A dealer does not need to disclose whether the vehicle was in an accident, unless certain parts of the vehicle, like its frame, were damaged. If the vehicle is from 2011 or older, the dealership is exempt from disclosing odometer readings.

As Meloy found out, a dealer does not have to guarantee a vehicle will pass an emissions test. Getting Meloy’s car to pass an emissions test took eleven months of repairs. Now, she’s happier with her daughter’s vehicle.

"It runs good now," said Meloy. "It runs like it should."

Another common misconception is that consumers have a three-day right to cancel their car purchase. That rule only applies to sales that take place away from the dealership’s normal place of business, like at a pop-up event.

Private auto sales are not regulated by the state. In those situations, a consumer is usually on their own and without recourse for any problems that might occur.

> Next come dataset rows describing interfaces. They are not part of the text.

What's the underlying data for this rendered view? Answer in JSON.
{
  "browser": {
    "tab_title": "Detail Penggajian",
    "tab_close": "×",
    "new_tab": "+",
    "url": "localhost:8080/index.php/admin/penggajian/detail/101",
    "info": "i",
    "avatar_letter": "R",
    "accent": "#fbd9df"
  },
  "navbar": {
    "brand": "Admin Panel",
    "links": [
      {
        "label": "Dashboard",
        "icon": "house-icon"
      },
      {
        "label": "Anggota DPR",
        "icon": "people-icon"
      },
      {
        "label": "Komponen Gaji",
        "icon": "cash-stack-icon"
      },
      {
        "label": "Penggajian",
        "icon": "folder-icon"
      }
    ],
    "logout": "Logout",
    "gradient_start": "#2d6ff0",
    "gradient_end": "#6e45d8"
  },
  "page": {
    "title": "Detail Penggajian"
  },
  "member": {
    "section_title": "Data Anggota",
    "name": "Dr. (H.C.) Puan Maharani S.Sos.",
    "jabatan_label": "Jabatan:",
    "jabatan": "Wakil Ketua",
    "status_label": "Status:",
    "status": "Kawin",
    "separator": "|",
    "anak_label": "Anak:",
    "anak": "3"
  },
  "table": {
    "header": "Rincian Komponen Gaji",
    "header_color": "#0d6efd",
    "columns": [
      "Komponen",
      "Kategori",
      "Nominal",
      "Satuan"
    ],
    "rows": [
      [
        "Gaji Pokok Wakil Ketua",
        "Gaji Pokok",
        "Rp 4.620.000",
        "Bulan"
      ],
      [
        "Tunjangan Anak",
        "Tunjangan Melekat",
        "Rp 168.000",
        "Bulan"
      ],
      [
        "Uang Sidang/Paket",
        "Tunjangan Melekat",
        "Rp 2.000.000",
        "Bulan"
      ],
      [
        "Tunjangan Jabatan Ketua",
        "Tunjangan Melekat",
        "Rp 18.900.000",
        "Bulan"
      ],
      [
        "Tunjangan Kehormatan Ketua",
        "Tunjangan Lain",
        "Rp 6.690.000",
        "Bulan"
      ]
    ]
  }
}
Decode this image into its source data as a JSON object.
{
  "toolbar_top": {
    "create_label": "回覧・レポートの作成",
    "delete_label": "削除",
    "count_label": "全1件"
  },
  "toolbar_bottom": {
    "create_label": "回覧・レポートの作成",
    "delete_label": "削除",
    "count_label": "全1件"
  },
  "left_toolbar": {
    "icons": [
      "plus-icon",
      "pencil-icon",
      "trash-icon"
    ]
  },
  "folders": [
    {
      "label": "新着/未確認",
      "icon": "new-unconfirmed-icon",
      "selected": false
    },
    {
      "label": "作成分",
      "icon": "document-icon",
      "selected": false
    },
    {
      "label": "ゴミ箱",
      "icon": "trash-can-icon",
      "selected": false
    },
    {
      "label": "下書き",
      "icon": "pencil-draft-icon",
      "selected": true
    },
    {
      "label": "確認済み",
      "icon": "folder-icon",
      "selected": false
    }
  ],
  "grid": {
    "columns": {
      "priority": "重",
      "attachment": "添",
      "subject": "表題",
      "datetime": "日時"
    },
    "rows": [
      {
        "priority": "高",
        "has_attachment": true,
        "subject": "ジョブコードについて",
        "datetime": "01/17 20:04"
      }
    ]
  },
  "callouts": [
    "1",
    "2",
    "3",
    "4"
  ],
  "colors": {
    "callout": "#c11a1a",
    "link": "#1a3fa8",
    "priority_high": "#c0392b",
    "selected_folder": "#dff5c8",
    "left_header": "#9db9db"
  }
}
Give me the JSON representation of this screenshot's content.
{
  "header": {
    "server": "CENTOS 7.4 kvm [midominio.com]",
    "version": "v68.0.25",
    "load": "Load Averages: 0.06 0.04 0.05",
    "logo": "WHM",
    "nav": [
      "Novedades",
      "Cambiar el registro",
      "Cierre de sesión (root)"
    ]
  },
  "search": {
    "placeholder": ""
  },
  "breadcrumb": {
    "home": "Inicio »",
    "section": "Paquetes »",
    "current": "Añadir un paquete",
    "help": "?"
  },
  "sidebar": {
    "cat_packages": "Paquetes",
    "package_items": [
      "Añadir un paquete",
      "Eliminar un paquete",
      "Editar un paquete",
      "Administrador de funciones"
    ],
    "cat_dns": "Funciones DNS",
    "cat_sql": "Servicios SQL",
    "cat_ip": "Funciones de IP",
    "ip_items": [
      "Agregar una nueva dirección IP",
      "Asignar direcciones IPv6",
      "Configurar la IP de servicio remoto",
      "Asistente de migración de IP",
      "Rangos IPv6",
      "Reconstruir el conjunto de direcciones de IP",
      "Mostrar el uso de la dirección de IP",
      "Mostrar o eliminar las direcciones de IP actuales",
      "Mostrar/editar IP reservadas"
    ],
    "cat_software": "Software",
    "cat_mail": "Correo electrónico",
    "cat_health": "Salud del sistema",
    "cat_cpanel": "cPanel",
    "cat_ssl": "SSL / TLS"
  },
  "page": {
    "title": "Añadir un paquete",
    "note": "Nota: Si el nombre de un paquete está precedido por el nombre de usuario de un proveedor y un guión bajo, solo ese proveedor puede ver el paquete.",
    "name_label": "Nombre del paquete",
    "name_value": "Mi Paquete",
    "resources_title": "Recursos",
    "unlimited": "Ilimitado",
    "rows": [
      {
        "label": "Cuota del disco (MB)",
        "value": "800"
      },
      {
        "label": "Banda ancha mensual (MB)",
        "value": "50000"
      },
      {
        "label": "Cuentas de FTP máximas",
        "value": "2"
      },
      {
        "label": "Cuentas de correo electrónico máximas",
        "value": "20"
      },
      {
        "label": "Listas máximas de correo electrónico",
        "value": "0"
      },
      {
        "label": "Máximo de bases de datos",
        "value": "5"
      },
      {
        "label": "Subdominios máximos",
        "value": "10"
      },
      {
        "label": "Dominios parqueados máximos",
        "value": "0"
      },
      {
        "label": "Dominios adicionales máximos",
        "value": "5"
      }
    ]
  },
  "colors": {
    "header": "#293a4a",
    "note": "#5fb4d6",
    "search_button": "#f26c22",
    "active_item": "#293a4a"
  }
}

The Automobile Dealers Association of Metro Milwaukee (ADAMM) tells Contact 6 that used auto inventory remains low but is improving locally for some brands. One reason is inflation, which reined in demand for used cars a little. Demand remains high for new vehicles.

Before buying a used car, be sure to research the vehicle’s make and model. Consumers can check CARFAX for accident history and odometer discrepancies. Most importantly, they can take a vehicle to their own mechanic for inspection prior to purchase.

In the current market, prices for cars are changing every day and can vary greatly depending on where you live. CARFAX has a tool that can help consumers determine a car’s value.